Kassmin Williams
Boston-based nonprofit uses dance, diet to fight obesity
ShapeUp with Shaumba works with youth as young as 5 years old to build self-confidence through exercise.

ShapeUp with Shaumba visited the National Speakers Association Youth Association in Philadelphia last year.

Hub resident Destiny Edwards, now 13, made the decision to lead a healthier lifestyle and joined ShapeUp with Shaumba in 2012 to help.

“I always felt a certain way about my weight, and I’m a dancer,” Edwards said. “I felt like it was my job to be healthy.”

ShapeUp with Shaumba is a Boston-based nonprofit organization working to reduce childhood obesity by working with the youth in Boston to educate them about diet, nutrition and exercise, and by using writing as a strategy to build self-esteem.

The program focuses on dance — African, hip hop, and line dancing — as exercise, and incorporates calisthenics like jumping jacks, sit-ups and push-ups.

With the New Year here, organization founder Shaumba Dibinga looks forward to growing her programs and expanding her services to reach other youth in Boston.

One of Dibinga’s major goals for 2014 is to gain the attention of First Lady Michelle Obama.

“I want to get Michelle Obama to Boston to see what young kids are doing here,” Dibinga said.

Dibinga started the program in 2011 after noticing low self-confidence in some of the students she worked with in her performing arts program, OrigiNation.

“I started ShapeUp with Shaumba to specifically focus on stomping out childhood obesity, and to not just deal with the weight issue, but to deal with the self-confidence issue,” Dibinga said. “I focus on their minds and their hearts because, if they can’t figure out what’s going on in their heads, they’re not going to be able to tailor their bodies.”

Edwards, whom Shaumba has identified as a student who has made significant progress, echoed Dibinga’s belief when asked how the program has helped so far.

“[ShapeUp] has been really good because I have seen a difference in my weight and it helped me mentally because, in order to feel good about yourself on the outside, you have to feel good about yourself on the inside,” Edwards said.

ShapeUp consists of multiple programs that occur during school vacations and some holidays.

One of the programs, “Fit Fierce and Fashion,” is broken down into three parts focused on one of the three words in its title.

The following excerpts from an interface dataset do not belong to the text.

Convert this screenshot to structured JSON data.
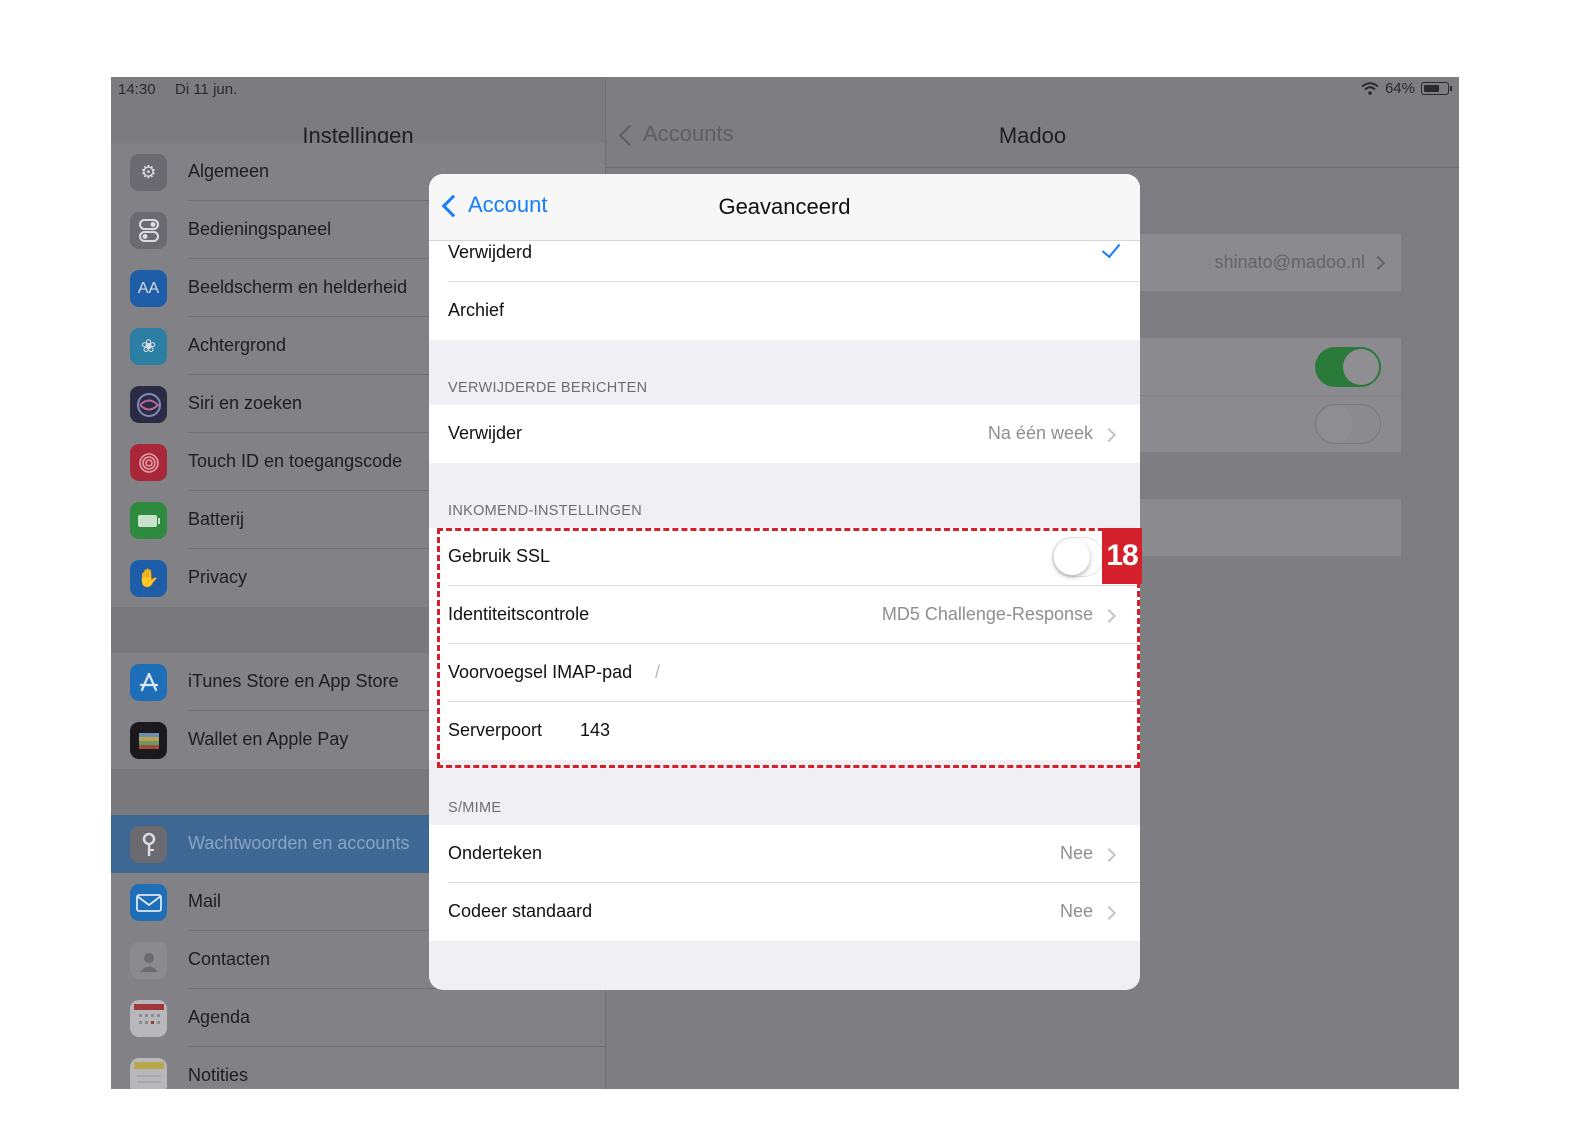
{
  "status_bar": {
    "time": "14:30",
    "date": "Di 11 jun.",
    "battery": "64%"
  },
  "sidebar": {
    "title": "Instellingen",
    "items": [
      {
        "label": "Algemeen",
        "icon": "gear-icon",
        "color": "#6a6a70"
      },
      {
        "label": "Bedieningspaneel",
        "icon": "switches-icon",
        "color": "#6a6a70"
      },
      {
        "label": "Beeldscherm en helderheid",
        "icon": "text-size-icon",
        "color": "#1e5ea8"
      },
      {
        "label": "Achtergrond",
        "icon": "flower-icon",
        "color": "#2a7fa3"
      },
      {
        "label": "Siri en zoeken",
        "icon": "siri-icon",
        "color": "#2b2b45"
      },
      {
        "label": "Touch ID en toegangscode",
        "icon": "fingerprint-icon",
        "color": "#a8283a"
      },
      {
        "label": "Batterij",
        "icon": "battery-icon",
        "color": "#2e8a3e"
      },
      {
        "label": "Privacy",
        "icon": "hand-icon",
        "color": "#1e5ea8"
      },
      {
        "label": "iTunes Store en App Store",
        "icon": "app-store-icon",
        "color": "#1e6fb8"
      },
      {
        "label": "Wallet en Apple Pay",
        "icon": "wallet-icon",
        "color": "#1a1a1c"
      },
      {
        "label": "Wachtwoorden en accounts",
        "icon": "key-icon",
        "color": "#6a6a70"
      },
      {
        "label": "Mail",
        "icon": "envelope-icon",
        "color": "#1e6fb8"
      },
      {
        "label": "Contacten",
        "icon": "contacts-icon",
        "color": "#8a8a8f"
      },
      {
        "label": "Agenda",
        "icon": "calendar-icon",
        "color": "#b8b8bc"
      },
      {
        "label": "Notities",
        "icon": "notes-icon",
        "color": "#b8a84a"
      }
    ]
  },
  "detail": {
    "back_label": "Accounts",
    "title": "Madoo",
    "email": "shinato@madoo.nl"
  },
  "modal": {
    "back_label": "Account",
    "title": "Geavanceerd",
    "top_rows": [
      {
        "label": "Verwijderd",
        "checked": true
      },
      {
        "label": "Archief"
      }
    ],
    "deleted_section": {
      "header": "VERWIJDERDE BERICHTEN",
      "rows": [
        {
          "label": "Verwijder",
          "value": "Na één week"
        }
      ]
    },
    "incoming_section": {
      "header": "INKOMEND-INSTELLINGEN",
      "ssl_label": "Gebruik SSL",
      "ssl_on": false,
      "auth_label": "Identiteitscontrole",
      "auth_value": "MD5 Challenge-Response",
      "imap_label": "Voorvoegsel IMAP-pad",
      "imap_value": "/",
      "port_label": "Serverpoort",
      "port_value": "143"
    },
    "smime_section": {
      "header": "S/MIME",
      "rows": [
        {
          "label": "Onderteken",
          "value": "Nee"
        },
        {
          "label": "Codeer standaard",
          "value": "Nee"
        }
      ]
    }
  },
  "annotation": {
    "number": "18",
    "color": "#d4202a"
  }
}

The “Fit” part of the program deals with exercise. The “Fierce” portion deals with academics and the “Fashion” section allows the students to sketch and create a design.

At the end of the program, the students do a presentation for their families, Dibinga said.

“They have a boot camp. We talk about calories and what a healthy meal should look like. We talk about what is making them feel small and what they need from their parents and families to help empower them,” Dibinga said.

Students are also encouraged to lead workshops, Dibinga added.

This year, Dibinga wants to hold a Fit Fierce and Fashion wellness expo where youth can participate in a variety of workshops and art and craft activities.

Dibinga also wants to expand the Fit Fierce and Fashion program to cater to children in foster care.

Another program called “Girls Vibe” acts as a discussion group where the attendees do an exercise routine and then write about any issues or challenges they are having at home or school.

“It allows them to feel free and go back to school in a different frame of mind and even go back home with a different frame of mind,” Dibinga said.

ShapeUp also partners with other organizations and Boston schools to hold dance and exercise sessions.

ShapeUp has worked with the Boston Renaissance Charter School, the Martin Luther King School, the Higginson Lewis School, the Boston Teachers Union School and Greater Egleston Community High School.

This year, Dibinga hopes to establish a partnership with the YMCA to provide free year-long memberships to 50 youth in the program.

Last June, ShapeUp with Shaumba held its first annual walk to fight childhood obesity.

The event Walk to Stomp Out Childhood Obesity attracted more than 70 participants to raise money for the program.

This year, Dibinga hopes for an even bigger turn out and said she’d like to see local officials and the City of Boston become more involved.

“I would love to see then stomp out obesity,” Dibinga said.